  • 8. • Many gay and bisexual buyers report living with high levels of physical pain • For some, this pain provides an entry point into purchasing sexual services through massage that turns sexual • For those, particularly those older adults, living with physical disabilities purchasing sex is often the only way they can experience touch • For others the sex industry serves as a sphere of exploration and expression of sexuality and sexual identity • Some younger buyers use paid encounters to explore what sexuality is all about – both as buyers and sellers of services • Older men who find their sexual capital declining find emotional and psychological comfort in their ability to pay for sexual companionship • Sexual safety appears to be an issue for buyers whose lifestyle involves excessive use of drugs or alcohol Key Findings: Physical and Sexual Health
  • 9. • Many gay and bisexual buyers do not know the laws relating to prostitution • Less likely to associate their behaviour with “prostitution” • Unlikely to be arrested in “stings” • Many do not trust the criminal justice system and do not place much faith in government regulation of the sex industry • This appears to be tied to life course stage, with early adults expressing more ambivalence than late adults and those in old age • For some this lack of trust is connected to experiences of rejection or abuse as well as resiliency experienced during youth and young adulthood Key Findings: Relationship to safety, security and the law
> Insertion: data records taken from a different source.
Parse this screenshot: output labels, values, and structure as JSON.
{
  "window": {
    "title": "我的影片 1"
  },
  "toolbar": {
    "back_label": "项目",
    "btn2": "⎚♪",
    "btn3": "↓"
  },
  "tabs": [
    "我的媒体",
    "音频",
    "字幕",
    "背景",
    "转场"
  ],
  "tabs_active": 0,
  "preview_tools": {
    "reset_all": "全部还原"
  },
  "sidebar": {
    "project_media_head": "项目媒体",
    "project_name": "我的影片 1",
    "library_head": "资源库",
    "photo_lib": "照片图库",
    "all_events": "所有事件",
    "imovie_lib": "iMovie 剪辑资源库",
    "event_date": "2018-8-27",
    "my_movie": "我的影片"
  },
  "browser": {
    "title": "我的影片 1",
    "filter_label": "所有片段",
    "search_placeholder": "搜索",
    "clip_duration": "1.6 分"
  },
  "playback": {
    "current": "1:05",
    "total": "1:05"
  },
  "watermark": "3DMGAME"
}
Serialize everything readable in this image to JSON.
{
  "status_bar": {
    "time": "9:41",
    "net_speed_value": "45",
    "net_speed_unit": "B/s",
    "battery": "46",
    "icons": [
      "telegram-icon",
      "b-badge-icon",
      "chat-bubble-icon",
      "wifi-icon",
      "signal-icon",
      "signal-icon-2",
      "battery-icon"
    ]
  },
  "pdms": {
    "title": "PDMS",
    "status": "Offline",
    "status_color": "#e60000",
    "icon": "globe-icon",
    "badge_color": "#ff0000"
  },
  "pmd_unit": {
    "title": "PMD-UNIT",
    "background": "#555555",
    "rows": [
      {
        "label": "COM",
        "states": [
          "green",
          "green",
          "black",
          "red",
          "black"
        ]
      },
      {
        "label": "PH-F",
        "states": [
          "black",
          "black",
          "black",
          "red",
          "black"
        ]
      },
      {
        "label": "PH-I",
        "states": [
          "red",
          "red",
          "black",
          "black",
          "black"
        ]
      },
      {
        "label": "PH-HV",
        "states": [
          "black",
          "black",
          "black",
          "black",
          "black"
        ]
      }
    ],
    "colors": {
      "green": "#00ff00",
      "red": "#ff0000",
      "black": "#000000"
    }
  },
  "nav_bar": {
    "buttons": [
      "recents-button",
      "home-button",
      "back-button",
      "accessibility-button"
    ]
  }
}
  • 10. • Studying gay and bisexual men only in relation to sexual health serves to hide potentially more important aspects of the experiences of individuals as well as those shared among „communities‟ of individuals • It is problematic to talk about sex buyers (regardless of gender or sexual orientation) as though they represent a homogeneous group or class. • Laws, policies, educational and outreach endeavours designed from the vantage point of the majority have a real potential to negatively affect minority/ies • Yet, it is important not to study gay and bisexual sex buyers as separate from heterosexual • • This perpetuates gap and allows for generation of stereotypes It also could result in gay and bisexual communities having to fight battles that would be unnecessary if the separation didn't exist Key insights from studies
  • 11. • Much more work needs to be done to investigate the role that transitioning to later stages in the life course plays in terms of sexual desire and desirability among gay and bisexual men • We need to develop a much more complete understanding of the degree to which some gay and bisexual men transition from selling to purchasing sexual services over their life course • We need to better understanding the relationships that some gay and bisexual men have to authority figures and to better understand how this impacts their involvement with the sex industry • Much more needs to be done to include gay and bisexual buyers and sellers in current discussions relating to the development of policy and law • We need to build bridges among and between social and health researchers working “in” and “out” of community to encourage inclusion • As researchers we need to figure out better ways to reach out to gay and bisexual people involved in the sex industry so their voices and experiences can be included Points for Discussion